The unemployment numbers came in slightly better than expected, and the market reacted very favorably. Then quietly, adjustments were made for other months, which were very unfavorable. Moreover, examining recent numbers a little closer suggests that some portion of the slowing growth of unemployment is probably due to the way the number is constructed. Some people are being dropped from the ranks of the unemployed, even though they haven't found jobs, because their unemployment is now long enough that they no longer qualify for benefits.
There has been a lot of bad news in the press lately. Nonetheless, the markets have held up well. There have been several
sharp drops, which made me expect much worse; only to be met with
another rally. As much as my gut wants to warn about "head fakes" and
"finding the last buyer", this is the type of market action we see during
bull market trends.
Comparison of World Index Performances.
The next chart shows how some of the big, thickly-traded, world equity indices (like the DAX, CAC, and FTSE) have performed year-to-date. I like using a chart like this to get a sense of the bigger picture. Last week's chart showed that the Emerging Markets have done much better so far this year. Both charts show highly correlated trading.
is interactive; so by clicking the picture, you can drag the
yellow-highlighted date range slider to see how the change
plays-out over time. Try going back 232 days (which is the past year
of trading days). You can also add or change the markets this
"If this were an actual emergency" … would you have learned anything from the events of the last year? As a trader, I've been burning the midnight oil and studying the bear market data to
figure-out which of our systems held-up best during those periods. In addition, I'm looking for early indicators that would signal a
phase shift out of the bullish trend.
Governments are probably going through a similar exercise, even though the Fed says the recession is ending and that it would take a step back toward normal policy as things return to normal. Frankly they'd hope so, because the alternative is pretty scary. How many things are left in their bag of tricks?
Exchange Certified Bullion.
Coincidentally, I'm hearing a lot more about investors and hedgers taking delivery of precious metals, like gold, silver, platinum, and palladium.

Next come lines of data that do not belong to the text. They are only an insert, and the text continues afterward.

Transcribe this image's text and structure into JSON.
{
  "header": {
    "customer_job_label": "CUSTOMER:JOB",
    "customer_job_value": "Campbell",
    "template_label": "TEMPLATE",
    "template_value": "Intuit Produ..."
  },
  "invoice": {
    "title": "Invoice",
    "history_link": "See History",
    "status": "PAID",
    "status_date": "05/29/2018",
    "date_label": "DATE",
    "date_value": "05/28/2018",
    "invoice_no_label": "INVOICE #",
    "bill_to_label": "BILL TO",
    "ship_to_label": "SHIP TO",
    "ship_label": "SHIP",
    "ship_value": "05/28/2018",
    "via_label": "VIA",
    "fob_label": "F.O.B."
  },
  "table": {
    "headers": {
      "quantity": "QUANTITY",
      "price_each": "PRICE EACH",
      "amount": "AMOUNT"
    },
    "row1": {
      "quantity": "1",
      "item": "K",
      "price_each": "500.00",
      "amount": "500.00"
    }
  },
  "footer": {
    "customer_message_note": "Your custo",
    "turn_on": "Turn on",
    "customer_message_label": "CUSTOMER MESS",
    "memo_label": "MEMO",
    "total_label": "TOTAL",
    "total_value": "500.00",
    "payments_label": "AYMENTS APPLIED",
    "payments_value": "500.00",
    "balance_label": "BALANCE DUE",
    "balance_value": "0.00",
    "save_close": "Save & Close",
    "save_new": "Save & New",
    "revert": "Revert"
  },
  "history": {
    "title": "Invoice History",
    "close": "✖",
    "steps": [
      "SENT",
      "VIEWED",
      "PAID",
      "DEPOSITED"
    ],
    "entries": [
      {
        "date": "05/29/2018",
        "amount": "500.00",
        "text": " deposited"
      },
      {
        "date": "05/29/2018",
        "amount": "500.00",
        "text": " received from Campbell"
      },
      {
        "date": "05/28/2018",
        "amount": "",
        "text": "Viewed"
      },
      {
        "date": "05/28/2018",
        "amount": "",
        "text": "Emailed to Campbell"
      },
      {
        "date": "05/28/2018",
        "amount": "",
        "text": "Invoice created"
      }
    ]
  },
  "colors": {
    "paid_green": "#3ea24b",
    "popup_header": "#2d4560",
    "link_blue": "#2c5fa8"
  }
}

Why? Apparently, unlike ETFs (like GLD), buying Warehouse Depository Receipts conveys title to specific, numbered, metal bars, which means they are not reportable as financial assets, yet you can still pledge them as collateral or sell call options against them.
Business Posts Moving the Markets that I Found Interesting This Week:
- Fed Holds Steady and Moves to End Debt Buying. (NYTimes)
- What Happens If the Fed Takes the Economy Off Life Support? (Forbes)
- Lowry Research’s Intermediate Trend Buy Signal. (TradersNarrative)
- Prechter Expects Dollar to Rally for Next 3-Years. (OutlookProfit)
- Judge orders Microsoft to stop selling Word. (CNet)
- More Posts Moving the Markets.
Lighter Ideas and Fun Links that I Found Interesting This Week
- FriendFeed Updates Status: Married to Facebook. (NYTimes)
- Hold Innovation Tournaments to Find the Most Promising New Opportunities. (Wharton)
- Sony Adopts Open Book Strategy Against Amazon. (MediaPost)
- Mobile Phones Get Augmented Cyborg Vision. (BBC)
- DriveSharp Claims It Can "Train the Brain to Think and React Faster On The Road". (WSJ)
- More Posts with Lighter Ideas and Fun Links.